* User stories are regarded as conversation starters. Unfortunately they may not capture where the conversation ended and fail to serve as a form of reliable documentation of the system.
* Daniel H. Steinberg and Daniel W. Palmer: "Extreme Software Engineering", Pearson Education, Inc., ISBN 0-13-047381-2
* Mike Cohn, "User Stories Applied", 2004, Addison Wesley, ISBN 0-321-20568-5
* Mike Cohn: "Agile Estimating and Planning", 2006, Prentice Hall, ISBN 0-13-147941-5
* [http://www.extremeprogramming.org/rules/userstories.html Definition of User Stories at extremeprogramming.org]
* [http://c2.com/cgi/wiki?UserStory Definition of User Story at c2.com]
Wikimedia Foundation. 2010.
Look at other dictionaries:
User Story — Eine User Story („Anwendererzählung“) ist eine in Alltagssprache formulierte Software Anforderung. Sie ist bewusst kurz gehalten und umfasst in der Regel nicht mehr als zwei Sätze. User Stories werden im Rahmen der Agilen Softwareentwicklung (z.B … Deutsch Wikipedia

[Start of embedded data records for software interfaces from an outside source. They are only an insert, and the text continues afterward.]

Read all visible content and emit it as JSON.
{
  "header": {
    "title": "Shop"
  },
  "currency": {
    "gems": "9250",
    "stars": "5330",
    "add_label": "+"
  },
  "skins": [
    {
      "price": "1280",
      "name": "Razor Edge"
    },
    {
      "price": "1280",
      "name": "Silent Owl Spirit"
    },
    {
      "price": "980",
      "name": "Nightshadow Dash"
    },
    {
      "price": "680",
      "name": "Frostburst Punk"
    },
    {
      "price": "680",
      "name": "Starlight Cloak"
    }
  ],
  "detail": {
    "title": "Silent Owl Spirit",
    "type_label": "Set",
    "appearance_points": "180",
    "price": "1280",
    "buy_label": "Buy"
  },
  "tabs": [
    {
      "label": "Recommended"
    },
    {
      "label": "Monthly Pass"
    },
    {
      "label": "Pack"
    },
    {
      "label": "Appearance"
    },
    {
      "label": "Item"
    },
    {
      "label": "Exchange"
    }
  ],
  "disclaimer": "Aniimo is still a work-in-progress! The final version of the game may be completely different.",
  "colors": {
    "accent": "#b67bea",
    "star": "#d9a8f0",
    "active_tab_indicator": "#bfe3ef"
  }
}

User-Story — Eine User Story („Benutzergeschichte“) ist eine in Alltagssprache formulierte Software Anforderung. Sie ist bewusst kurz gehalten und umfasst in der Regel nicht mehr als zwei Sätze. User Stories werden in Extreme Programming (XP) zusammen mit… … Deutsch Wikipedia
Story-Card — Story Cards sind Hilfsmittel im Rahmen des Anforderungsmanagements, die es dem Kunden ermöglichen, das erwünschte Verhalten eines zu erstellenden Systems durch prosaische Kurzbeschreibungen zu spezifizieren. Hierbei wird es ihm ermöglicht, in… … Deutsch Wikipedia
Story — NOTOC Story can mean:Description of a sequence of events* For the description of a sequence of events, commonly called a story, see narrative ** Short story or a novella ** Bedtime story, an entertaining or instructive, soporific, and often… … Wikipedia
User Account Control — (UAC) is a technology and security infrastructure introduced with Microsoft s Windows Vista operating system. It aims to improve the security of Microsoft Windows by limiting application software to standard user privileges until an administrator … Wikipedia
User Friendly (disambiguation) — User Friendly is an online comic strip featuring technology related storylines.User Friendly may also refer to:* User Friendliness, a concept in software engineering.In literature* User Friendly , a collection of stories by Spider Robinson,… … Wikipedia
User-generated TV — User Generated Television or UGTV refers to TV footage that was originally created by a member of the public and then uploaded to the internet. Often the process of selecting such footage for broadcast includes the input of web users. UGTV can… … Wikipedia
User Interface Privilege Isolation — (UIPI) is a technology introduced in Windows Vista and Windows Server 2008 to combat code injection exploits. By leveraging Mandatory Integrity Control, it prevents processes with a lower integrity level (IL) from sending messages to higher IL… … Wikipedia
User Interface Privilege Isolation — (UIPI Isolation des privilèges de l IHM) est une technique de sécurité utilisée par Windows Vista et Windows Server 2008 pour se protéger contre les exploits d injection de code. UIPI évite qu un processus ayant un bas niveau de sécurité… … Wikipédia en Français
Story points — are units of relative size used in estimating tasks in agile software development. UsageTypically when a list of tasks to be done is created (in agile development usually called a backlog and consisting of user stories) the team estimates the… … Wikipedia